#### WHAT YOU SHOULD DO:
Write out every line below again exactly as it stands, skipping each image.

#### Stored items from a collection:
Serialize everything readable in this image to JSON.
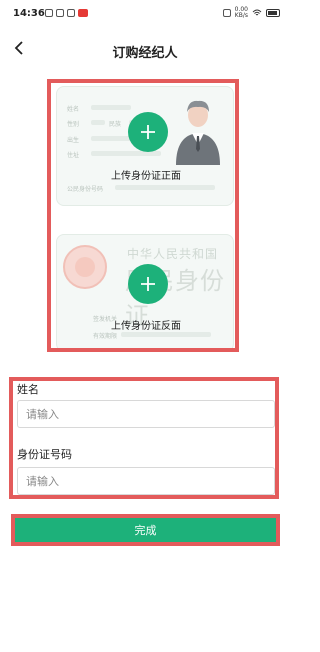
{
  "status_bar": {
    "time": "14:36",
    "net_speed_value": "0.00",
    "net_speed_unit": "KB/s",
    "battery": "69"
  },
  "header": {
    "title": "订购经纪人",
    "back_icon": "chevron-left-icon"
  },
  "id_front": {
    "caption": "上传身份证正面",
    "fields": {
      "name": "姓名",
      "gender": "性别",
      "ethnicity": "民族",
      "birth": "出生",
      "address": "住址",
      "id_number": "公民身份号码"
    }
  },
  "id_back": {
    "caption": "上传身份证反面",
    "country": "中华人民共和国",
    "card_title": "居民身份证",
    "fields": {
      "issuer": "签发机关",
      "validity": "有效期限"
    }
  },
  "form": {
    "name_label": "姓名",
    "name_placeholder": "请输入",
    "id_label": "身份证号码",
    "id_placeholder": "请输入"
  },
  "done_label": "完成",
  "colors": {
    "accent": "#1db17a",
    "highlight": "#e35b5b"
  }
}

#### RESPONSE:
Serialize everything readable in this image to JSON.
{
  "status_bar": {
    "time": "14:36",
    "net_speed_value": "0.00",
    "net_speed_unit": "KB/s",
    "battery": "69"
  },
  "header": {
    "title": "订购经纪人",
    "back_icon": "chevron-left-icon"
  },
  "id_front": {
    "caption": "上传身份证正面",
    "fields": {
      "name": "姓名",
      "gender": "性别",
      "ethnicity": "民族",
      "birth": "出生",
      "address": "住址",
      "id_number": "公民身份号码"
    }
  },
  "id_back": {
    "caption": "上传身份证反面",
    "country": "中华人民共和国",
    "card_title": "居民身份证",
    "fields": {
      "issuer": "签发机关",
      "validity": "有效期限"
    }
  },
  "form": {
    "name_label": "姓名",
    "name_placeholder": "请输入",
    "id_label": "身份证号码",
    "id_placeholder": "请输入"
  },
  "done_label": "完成",
  "colors": {
    "accent": "#1db17a",
    "highlight": "#e35b5b"
  }
}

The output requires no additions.